What the task requires —
From the material that follows, please give the number of lines containing the string "Science", and that number alone.

====== Records to process ======

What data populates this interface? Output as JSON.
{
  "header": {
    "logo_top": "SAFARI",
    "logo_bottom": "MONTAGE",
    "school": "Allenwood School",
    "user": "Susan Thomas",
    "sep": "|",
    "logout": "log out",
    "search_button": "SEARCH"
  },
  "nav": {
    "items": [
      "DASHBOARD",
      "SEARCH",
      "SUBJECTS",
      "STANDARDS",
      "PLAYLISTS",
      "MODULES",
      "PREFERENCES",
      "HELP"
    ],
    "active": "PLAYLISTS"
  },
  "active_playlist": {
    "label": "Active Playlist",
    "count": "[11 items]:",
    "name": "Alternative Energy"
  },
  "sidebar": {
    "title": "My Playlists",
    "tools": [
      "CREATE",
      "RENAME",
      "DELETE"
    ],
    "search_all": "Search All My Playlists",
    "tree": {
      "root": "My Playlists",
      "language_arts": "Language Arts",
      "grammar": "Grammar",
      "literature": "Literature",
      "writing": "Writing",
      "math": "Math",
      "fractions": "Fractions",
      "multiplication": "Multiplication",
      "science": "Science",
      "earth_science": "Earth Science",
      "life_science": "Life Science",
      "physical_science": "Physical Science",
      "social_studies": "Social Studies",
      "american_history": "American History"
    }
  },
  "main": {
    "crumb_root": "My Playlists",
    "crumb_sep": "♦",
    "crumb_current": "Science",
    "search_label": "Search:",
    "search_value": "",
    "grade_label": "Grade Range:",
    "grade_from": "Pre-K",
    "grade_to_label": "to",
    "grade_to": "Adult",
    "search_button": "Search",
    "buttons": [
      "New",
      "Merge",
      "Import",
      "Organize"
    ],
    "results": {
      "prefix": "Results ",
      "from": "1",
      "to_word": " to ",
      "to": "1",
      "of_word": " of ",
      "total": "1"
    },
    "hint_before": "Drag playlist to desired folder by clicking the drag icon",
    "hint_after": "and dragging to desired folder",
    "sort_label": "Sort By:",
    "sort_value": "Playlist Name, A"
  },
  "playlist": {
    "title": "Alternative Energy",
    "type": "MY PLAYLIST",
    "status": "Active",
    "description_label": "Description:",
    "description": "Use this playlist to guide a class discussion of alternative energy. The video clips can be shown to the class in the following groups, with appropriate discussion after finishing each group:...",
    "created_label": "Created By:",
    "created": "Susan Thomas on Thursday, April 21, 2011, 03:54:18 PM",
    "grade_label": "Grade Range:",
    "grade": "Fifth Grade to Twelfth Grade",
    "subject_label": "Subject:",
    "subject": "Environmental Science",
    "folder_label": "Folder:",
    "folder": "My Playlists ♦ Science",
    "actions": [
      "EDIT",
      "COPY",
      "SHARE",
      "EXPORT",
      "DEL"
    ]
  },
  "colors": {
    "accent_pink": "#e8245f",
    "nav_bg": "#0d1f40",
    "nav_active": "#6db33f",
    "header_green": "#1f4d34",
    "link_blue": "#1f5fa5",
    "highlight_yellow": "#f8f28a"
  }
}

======

Written answer —
7